One who did, Frank Gamboa, his roommate for three years, said McCain's infractions, while numerous, were minor, and he tried to put the character traits he saw then into a positive light.
McCain is "a very independent individual who doesn't easily succumb to regimentation," Gamboa said. "He'll listen to all the advice and then make his own decision."
McCain has acknowledged that he gets angry but has played down questions about his temper. In a recent TV interview, he called it "a very minor thing, as compared to my record of accomplishment."
With the Republican National Convention still four months away, McCain is trying to prevent the competing Democratic candidates, Obama and Clinton, from drawing most of the public's attention. The only suspense left on the Republican side is his choice of a running mate, which, McCain said yesterday, he's begun considering.
"We just started this process of getting together a list of names and having them looked at, and I don't know how long it takes," he told radio host Don Imus. "But if I had a personal preference, I'd like to do it before the convention to avoid some of the mistakes that I've seen made in the past, as you get into a time crunch and maybe sometimes don't make the announcement right."
McCain, 71, said he was aware of the "enhanced importance of this issue, given my age."
To help allay doubts about his age, his vigorous, 96-year-old mother, Roberta, joined him at stops this week in Mississippi and Virginia, and McCain has continued to campaign as hard as his Democratic rivals.
His day began yesterday with the Imus interview, at 6:32 a.m., followed by breakfast in the academy's King Hall.
McCain chatted with midshipmen at one of the tables, an academy spokesman said. Department of Defense policy prohibits military installations from being used for political campaigning.
McCain, whose son, Jack, is a member of the Class of 2009, had asked the Naval Academy's permission to make the appearance, an academy spokesman said. The 7 a.m. breakfast was not open to the public.
"We encourage our nation's leaders to visit federal grounds, and this is a great opportunity for the midshipmen to interact with him," said Ensign Laura Stegherr, a Navy spokeswoman.
McCain also stopped at Chick and Ruth's Delly, a political hangout not far from the Statehouse, and joined patrons in reciting the Pledge of Allegiance, a longtime tradition. Among those on hand were former Govs. Marvin Mandel, a Democrat, and Robert L. Ehrlich Jr., a Republican.
In brief remarks to an invited audience at Navy-Marine Corps Stadium, he credited lessons learned at the academy with sustaining him as a prisoner of war in Vietnam after his plane was shot down in 1967.
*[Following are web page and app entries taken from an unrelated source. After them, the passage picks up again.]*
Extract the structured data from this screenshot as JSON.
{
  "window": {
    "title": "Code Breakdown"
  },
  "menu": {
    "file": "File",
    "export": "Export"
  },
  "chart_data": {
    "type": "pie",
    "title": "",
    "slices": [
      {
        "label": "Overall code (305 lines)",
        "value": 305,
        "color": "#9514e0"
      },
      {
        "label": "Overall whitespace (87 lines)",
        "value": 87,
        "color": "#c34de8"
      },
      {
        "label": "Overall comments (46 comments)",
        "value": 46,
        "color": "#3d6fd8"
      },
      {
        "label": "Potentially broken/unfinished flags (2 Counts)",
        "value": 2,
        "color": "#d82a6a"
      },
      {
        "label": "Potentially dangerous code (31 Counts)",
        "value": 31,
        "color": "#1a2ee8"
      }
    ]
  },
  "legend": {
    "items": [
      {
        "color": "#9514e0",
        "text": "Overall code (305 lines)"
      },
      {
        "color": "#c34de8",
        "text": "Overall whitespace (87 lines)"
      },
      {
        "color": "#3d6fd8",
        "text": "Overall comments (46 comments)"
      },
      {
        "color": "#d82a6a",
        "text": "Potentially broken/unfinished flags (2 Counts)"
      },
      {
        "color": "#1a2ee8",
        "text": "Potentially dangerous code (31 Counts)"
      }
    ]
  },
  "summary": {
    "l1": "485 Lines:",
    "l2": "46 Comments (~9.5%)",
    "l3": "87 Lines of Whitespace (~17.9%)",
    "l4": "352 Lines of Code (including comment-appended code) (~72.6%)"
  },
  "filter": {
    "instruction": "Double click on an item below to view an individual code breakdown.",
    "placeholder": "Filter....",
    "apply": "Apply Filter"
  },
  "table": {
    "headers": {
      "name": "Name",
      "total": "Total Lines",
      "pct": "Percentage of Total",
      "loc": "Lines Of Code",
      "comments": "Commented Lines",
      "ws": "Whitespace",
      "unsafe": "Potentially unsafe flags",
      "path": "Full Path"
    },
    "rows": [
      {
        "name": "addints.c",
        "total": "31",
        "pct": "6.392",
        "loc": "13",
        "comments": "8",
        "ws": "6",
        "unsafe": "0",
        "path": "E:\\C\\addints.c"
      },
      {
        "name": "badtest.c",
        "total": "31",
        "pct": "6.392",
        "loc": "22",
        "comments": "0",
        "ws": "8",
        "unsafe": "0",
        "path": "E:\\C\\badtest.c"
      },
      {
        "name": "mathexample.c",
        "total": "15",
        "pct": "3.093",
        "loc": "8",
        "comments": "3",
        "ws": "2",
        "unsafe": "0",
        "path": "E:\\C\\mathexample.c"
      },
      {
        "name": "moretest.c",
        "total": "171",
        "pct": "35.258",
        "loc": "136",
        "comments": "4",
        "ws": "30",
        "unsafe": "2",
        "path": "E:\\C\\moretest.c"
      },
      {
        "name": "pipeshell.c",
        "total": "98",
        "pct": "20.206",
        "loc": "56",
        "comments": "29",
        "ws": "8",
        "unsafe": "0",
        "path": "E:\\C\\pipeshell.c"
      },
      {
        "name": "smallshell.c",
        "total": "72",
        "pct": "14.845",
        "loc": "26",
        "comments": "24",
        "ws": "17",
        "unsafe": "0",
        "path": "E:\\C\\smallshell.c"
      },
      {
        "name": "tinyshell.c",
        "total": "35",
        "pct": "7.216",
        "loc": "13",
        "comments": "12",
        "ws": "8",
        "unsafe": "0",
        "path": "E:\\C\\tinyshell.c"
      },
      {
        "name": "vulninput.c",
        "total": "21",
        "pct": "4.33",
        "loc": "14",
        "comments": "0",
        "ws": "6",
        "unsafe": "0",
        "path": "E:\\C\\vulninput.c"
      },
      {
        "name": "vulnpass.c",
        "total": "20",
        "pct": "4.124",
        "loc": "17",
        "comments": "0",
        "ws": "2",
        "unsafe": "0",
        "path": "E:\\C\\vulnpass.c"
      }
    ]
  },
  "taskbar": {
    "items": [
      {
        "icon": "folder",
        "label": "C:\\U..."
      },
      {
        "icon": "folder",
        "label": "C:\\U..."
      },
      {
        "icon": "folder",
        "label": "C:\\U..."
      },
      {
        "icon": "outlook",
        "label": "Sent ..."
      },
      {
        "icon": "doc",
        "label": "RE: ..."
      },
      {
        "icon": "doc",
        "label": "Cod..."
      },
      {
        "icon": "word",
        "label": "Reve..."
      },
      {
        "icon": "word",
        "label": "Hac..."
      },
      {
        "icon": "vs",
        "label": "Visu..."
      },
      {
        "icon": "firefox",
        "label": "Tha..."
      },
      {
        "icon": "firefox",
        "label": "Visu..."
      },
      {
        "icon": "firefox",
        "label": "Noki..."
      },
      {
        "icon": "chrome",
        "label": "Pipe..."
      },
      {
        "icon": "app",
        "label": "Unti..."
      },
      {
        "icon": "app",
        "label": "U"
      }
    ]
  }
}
"If I had ignored some of the less important conventions of the academy, I was careful not to defame its more compelling traditions: the veneration of courage and resilience; the honor code that simply assumed your fidelity to its principles; the homage paid to Americans who had sacrificed greatly for our country; the expectation that you, too, would prove worthy of your country's trust," he said, a cold wind whipping the American flags behind him on a stage overlooking the stadium.
His 15-minute speech, plagued by a balky prompting device that caused him to omit one page of his prepared remarks, challenged Americans to serve their community and country.
The stadium, which sits about a mile from the academy's grounds, is owned by the nonprofit Naval Academy Athletic Association and, thus, is not subject to the Defense Department policy, Navy officials said.
From there, McCain greeted Operation Welcome Home volunteers and visited the USO lounge at Baltimore-Washington International Thurgood Marshall Airport before heading for stops in north Florida, where he trained as a pilot and came back, years later, as a just-released POW.